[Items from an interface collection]

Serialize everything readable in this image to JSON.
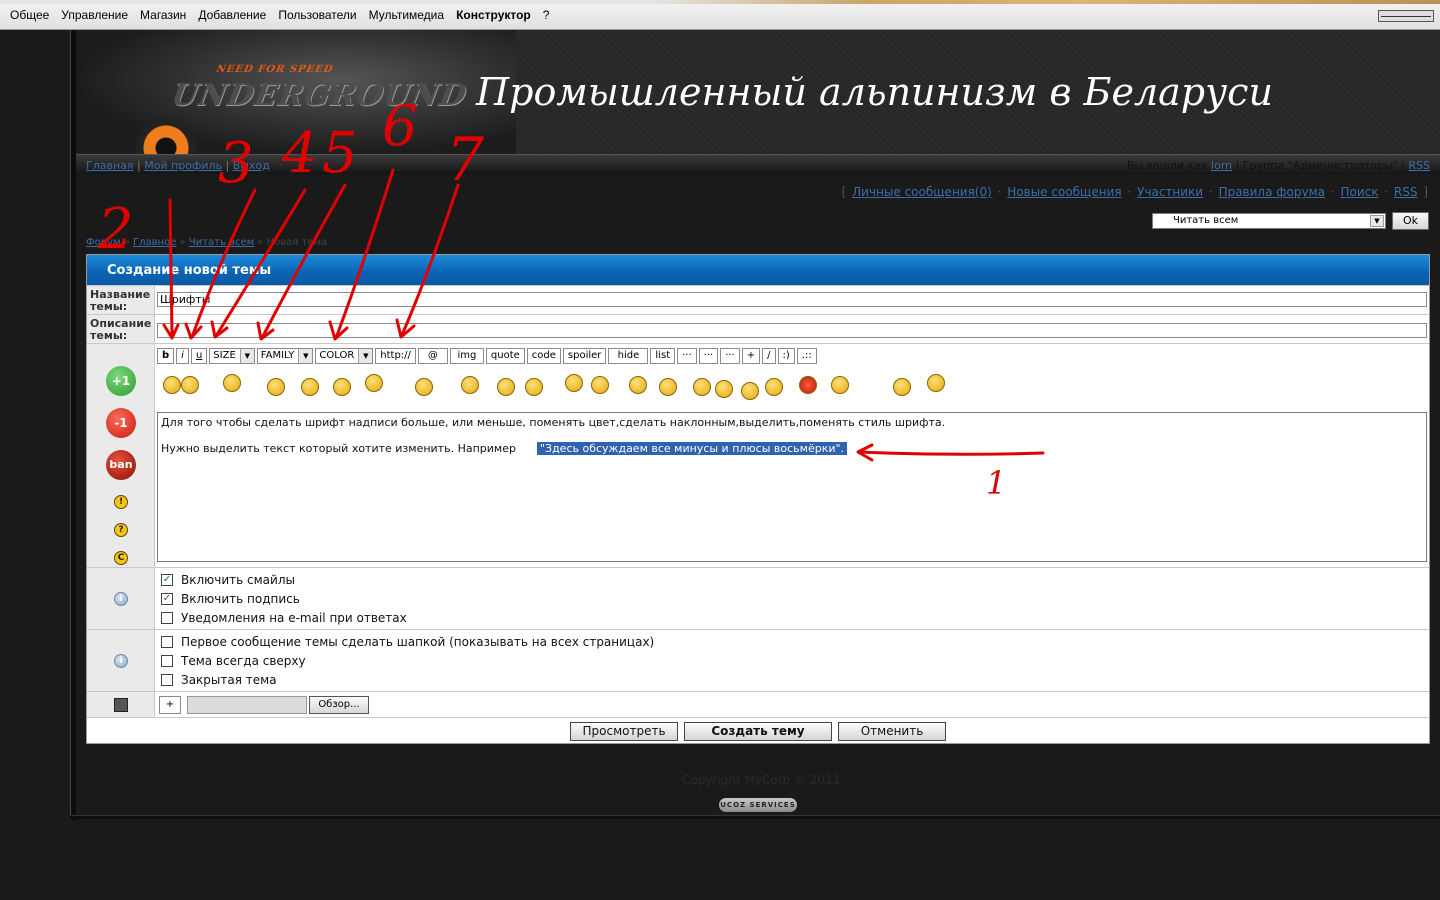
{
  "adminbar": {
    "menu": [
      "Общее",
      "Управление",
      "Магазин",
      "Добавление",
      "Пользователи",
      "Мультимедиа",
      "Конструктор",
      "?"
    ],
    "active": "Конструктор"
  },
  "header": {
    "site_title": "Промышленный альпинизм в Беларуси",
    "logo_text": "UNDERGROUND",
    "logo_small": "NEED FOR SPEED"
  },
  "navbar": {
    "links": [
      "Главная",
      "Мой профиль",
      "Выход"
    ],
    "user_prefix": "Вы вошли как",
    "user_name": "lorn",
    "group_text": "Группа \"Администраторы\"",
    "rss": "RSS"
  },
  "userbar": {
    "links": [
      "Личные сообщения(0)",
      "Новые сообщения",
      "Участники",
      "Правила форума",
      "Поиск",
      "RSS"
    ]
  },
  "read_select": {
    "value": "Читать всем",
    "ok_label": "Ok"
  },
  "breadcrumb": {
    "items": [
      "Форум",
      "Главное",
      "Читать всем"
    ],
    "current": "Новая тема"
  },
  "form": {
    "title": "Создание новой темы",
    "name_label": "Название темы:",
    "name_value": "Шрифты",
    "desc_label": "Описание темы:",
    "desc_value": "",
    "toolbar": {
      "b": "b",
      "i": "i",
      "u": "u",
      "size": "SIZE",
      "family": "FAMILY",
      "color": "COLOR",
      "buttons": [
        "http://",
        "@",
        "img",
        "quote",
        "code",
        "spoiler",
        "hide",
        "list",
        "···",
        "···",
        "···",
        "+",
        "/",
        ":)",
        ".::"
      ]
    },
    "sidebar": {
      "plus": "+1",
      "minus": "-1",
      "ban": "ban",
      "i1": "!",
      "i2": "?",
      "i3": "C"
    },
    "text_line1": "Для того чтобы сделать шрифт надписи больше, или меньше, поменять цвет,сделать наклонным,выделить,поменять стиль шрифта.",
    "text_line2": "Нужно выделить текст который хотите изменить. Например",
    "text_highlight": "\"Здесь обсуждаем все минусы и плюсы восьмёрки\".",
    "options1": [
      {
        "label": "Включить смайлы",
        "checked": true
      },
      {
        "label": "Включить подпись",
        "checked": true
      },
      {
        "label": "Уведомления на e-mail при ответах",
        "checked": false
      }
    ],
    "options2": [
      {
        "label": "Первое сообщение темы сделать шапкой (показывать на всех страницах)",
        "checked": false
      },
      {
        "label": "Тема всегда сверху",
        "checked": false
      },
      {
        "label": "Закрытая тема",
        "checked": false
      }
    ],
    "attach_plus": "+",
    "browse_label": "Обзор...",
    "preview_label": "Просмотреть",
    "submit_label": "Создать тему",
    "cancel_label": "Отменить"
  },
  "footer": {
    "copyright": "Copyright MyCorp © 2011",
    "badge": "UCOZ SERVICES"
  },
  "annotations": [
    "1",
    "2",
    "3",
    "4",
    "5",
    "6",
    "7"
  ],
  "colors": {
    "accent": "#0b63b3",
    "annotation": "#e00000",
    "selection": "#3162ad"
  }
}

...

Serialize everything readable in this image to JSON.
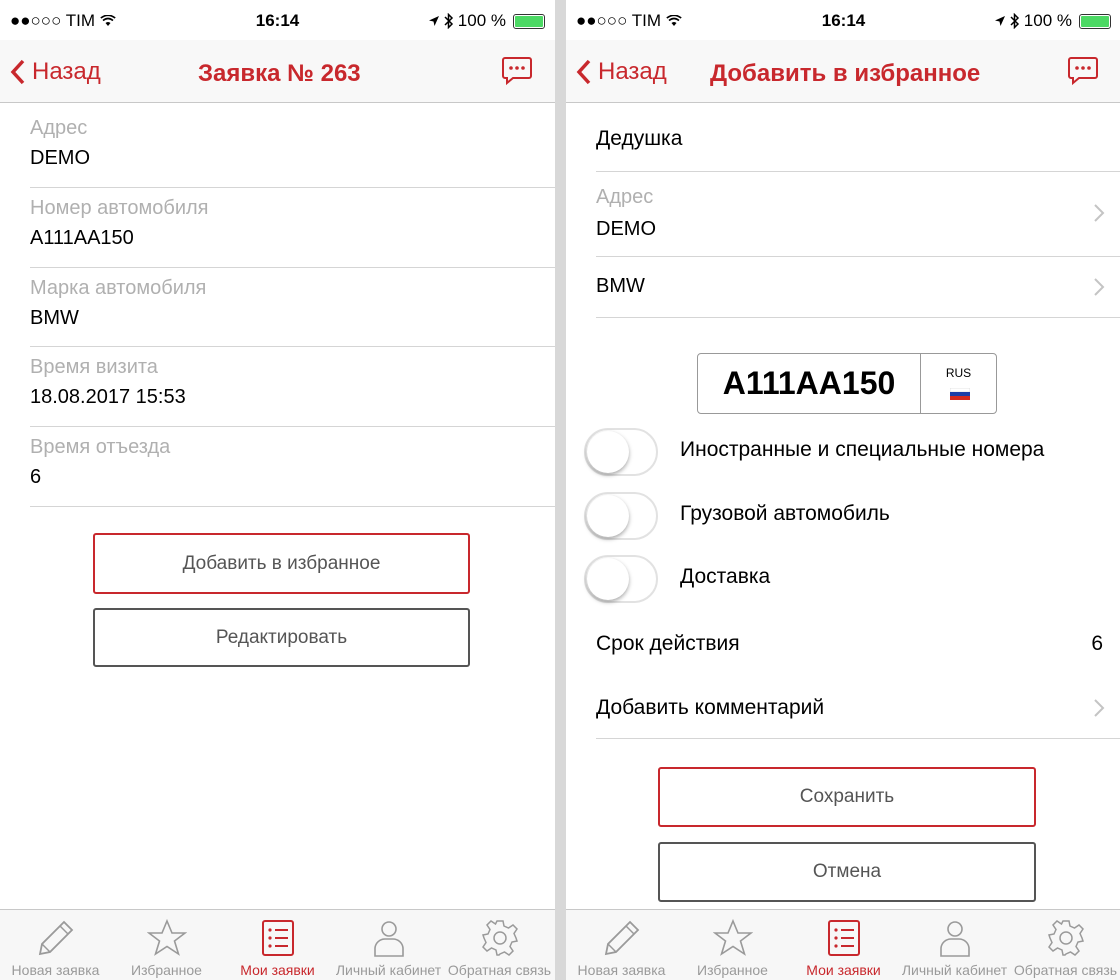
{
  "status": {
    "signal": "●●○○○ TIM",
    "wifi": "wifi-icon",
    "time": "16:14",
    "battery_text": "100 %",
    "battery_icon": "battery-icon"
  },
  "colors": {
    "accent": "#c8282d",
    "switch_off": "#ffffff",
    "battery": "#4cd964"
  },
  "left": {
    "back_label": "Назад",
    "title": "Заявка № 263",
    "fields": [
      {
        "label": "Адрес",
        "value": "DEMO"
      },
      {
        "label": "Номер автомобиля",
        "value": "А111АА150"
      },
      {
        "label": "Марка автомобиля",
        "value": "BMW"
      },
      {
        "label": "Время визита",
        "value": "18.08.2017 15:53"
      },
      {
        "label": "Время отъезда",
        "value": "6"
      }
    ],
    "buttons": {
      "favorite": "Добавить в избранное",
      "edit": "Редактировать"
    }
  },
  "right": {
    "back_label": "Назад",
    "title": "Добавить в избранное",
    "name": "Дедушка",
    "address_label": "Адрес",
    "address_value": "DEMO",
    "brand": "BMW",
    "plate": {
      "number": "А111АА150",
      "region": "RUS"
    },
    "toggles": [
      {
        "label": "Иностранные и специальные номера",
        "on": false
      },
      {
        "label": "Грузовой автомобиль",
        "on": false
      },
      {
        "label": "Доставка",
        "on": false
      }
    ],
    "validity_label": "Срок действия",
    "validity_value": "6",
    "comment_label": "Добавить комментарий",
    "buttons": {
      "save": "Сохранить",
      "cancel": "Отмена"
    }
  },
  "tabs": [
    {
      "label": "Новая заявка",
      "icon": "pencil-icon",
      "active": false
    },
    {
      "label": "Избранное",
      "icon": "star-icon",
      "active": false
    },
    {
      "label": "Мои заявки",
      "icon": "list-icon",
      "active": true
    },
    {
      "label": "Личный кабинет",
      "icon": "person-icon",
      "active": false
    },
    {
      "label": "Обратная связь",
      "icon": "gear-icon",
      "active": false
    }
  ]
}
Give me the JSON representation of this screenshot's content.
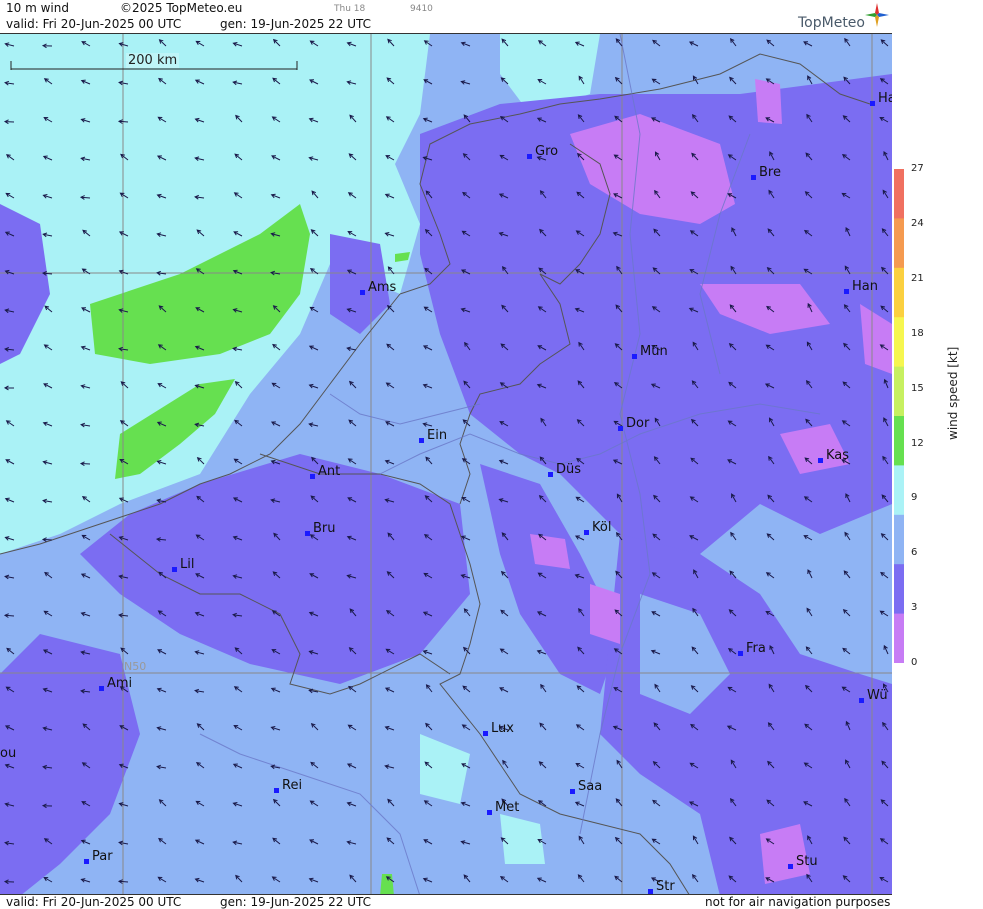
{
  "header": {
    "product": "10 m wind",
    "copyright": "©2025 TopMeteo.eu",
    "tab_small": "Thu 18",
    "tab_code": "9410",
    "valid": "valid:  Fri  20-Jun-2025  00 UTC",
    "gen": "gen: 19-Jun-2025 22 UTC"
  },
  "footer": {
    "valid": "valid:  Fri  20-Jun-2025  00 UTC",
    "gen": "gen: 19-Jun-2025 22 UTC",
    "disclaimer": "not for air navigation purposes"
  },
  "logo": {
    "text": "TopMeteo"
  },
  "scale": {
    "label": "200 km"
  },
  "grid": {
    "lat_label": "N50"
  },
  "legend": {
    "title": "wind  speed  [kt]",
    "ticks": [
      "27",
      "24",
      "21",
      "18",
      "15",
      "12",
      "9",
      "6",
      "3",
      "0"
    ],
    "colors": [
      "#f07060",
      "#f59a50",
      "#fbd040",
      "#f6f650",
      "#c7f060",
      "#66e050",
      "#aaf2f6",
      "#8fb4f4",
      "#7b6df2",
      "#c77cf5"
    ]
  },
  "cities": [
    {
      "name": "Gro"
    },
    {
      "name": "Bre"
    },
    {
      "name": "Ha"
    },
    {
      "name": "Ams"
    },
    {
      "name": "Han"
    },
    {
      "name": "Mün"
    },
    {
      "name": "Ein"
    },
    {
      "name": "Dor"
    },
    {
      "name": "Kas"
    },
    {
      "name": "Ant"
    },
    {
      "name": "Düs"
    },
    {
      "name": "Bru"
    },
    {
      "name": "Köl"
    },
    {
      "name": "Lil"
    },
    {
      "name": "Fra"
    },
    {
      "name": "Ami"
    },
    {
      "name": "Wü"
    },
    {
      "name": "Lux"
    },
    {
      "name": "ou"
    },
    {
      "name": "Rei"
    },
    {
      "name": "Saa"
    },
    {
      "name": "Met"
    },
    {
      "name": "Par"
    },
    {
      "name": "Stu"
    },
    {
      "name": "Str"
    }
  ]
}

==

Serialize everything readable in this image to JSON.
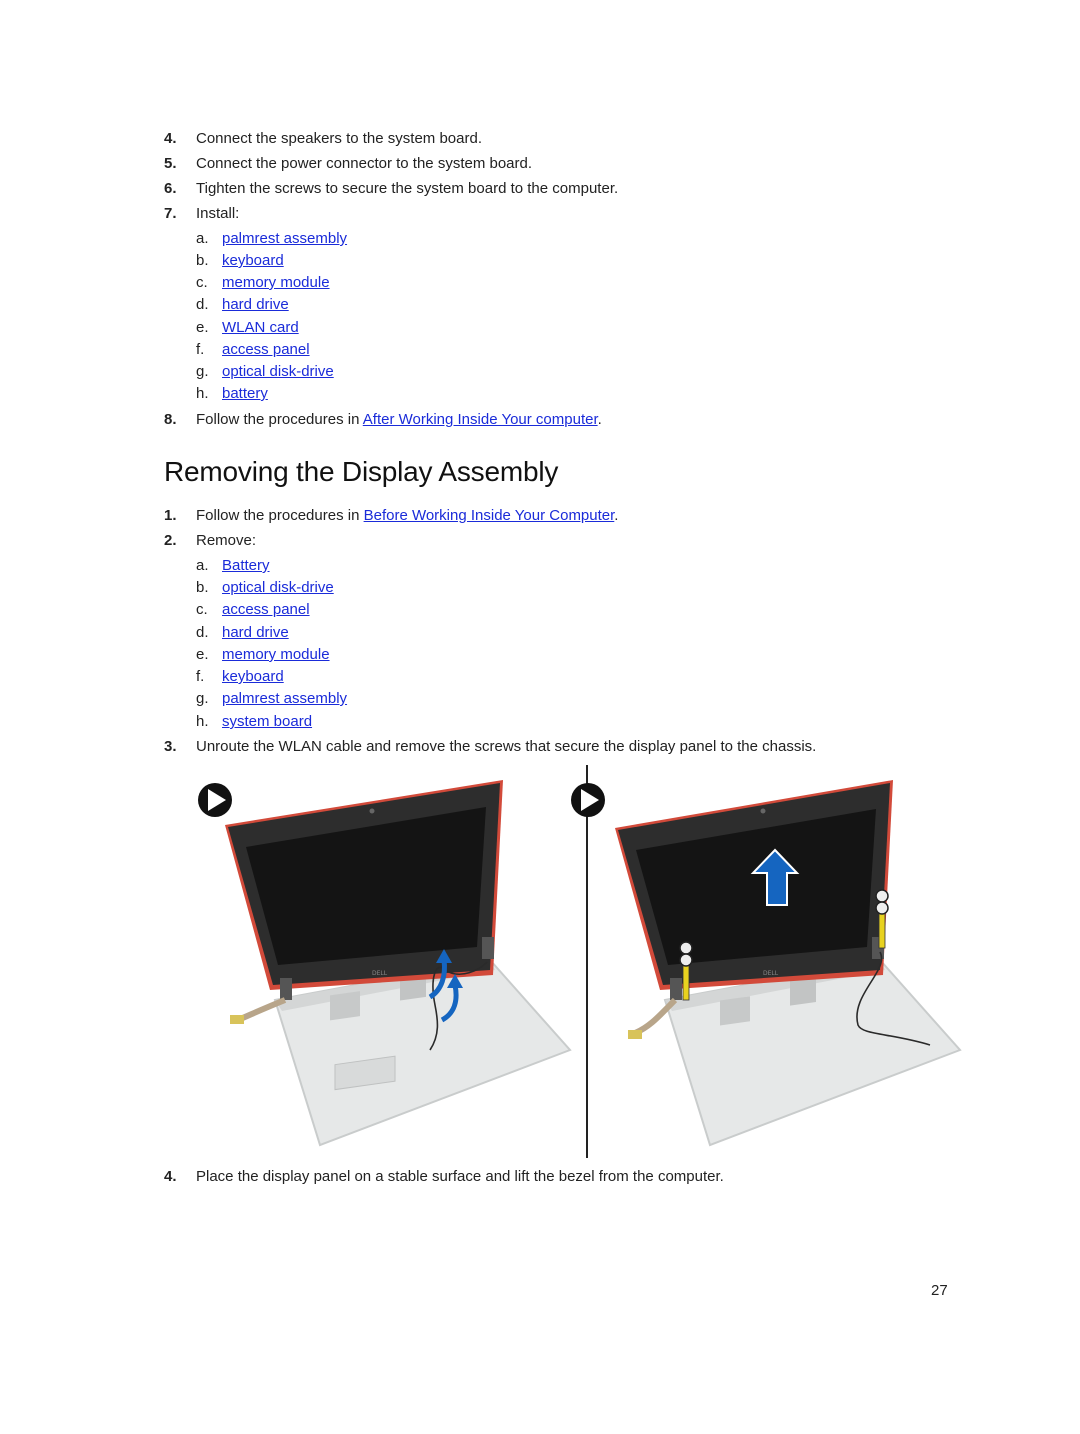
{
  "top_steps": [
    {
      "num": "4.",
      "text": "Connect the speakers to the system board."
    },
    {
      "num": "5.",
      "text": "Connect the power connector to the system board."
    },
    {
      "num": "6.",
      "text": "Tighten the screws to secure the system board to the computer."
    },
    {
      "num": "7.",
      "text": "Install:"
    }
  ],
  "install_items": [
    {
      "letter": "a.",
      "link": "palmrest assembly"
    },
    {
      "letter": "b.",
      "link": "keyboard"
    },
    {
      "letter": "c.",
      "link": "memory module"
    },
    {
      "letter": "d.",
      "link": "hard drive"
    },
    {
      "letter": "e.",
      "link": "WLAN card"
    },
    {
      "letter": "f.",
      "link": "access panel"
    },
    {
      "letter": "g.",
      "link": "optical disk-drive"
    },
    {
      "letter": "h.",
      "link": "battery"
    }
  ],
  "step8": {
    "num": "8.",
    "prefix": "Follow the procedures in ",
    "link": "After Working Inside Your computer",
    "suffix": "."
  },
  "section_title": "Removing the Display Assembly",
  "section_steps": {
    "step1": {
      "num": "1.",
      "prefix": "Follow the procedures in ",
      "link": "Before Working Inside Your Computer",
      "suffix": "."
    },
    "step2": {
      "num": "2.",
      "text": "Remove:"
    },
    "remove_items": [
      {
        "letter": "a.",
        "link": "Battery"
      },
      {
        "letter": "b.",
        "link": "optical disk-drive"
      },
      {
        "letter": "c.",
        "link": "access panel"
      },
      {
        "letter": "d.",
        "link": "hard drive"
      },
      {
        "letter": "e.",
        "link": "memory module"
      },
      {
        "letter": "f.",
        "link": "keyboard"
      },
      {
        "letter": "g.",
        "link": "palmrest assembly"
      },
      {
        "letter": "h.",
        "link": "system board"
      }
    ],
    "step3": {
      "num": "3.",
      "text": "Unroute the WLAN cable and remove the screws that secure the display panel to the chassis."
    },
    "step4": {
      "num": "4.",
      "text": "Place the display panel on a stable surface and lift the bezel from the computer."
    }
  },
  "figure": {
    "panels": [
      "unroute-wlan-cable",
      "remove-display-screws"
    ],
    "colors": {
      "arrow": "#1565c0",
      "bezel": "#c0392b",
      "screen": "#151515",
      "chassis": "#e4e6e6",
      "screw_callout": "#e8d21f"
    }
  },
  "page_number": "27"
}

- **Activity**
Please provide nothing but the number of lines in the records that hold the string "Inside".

- **Output**
2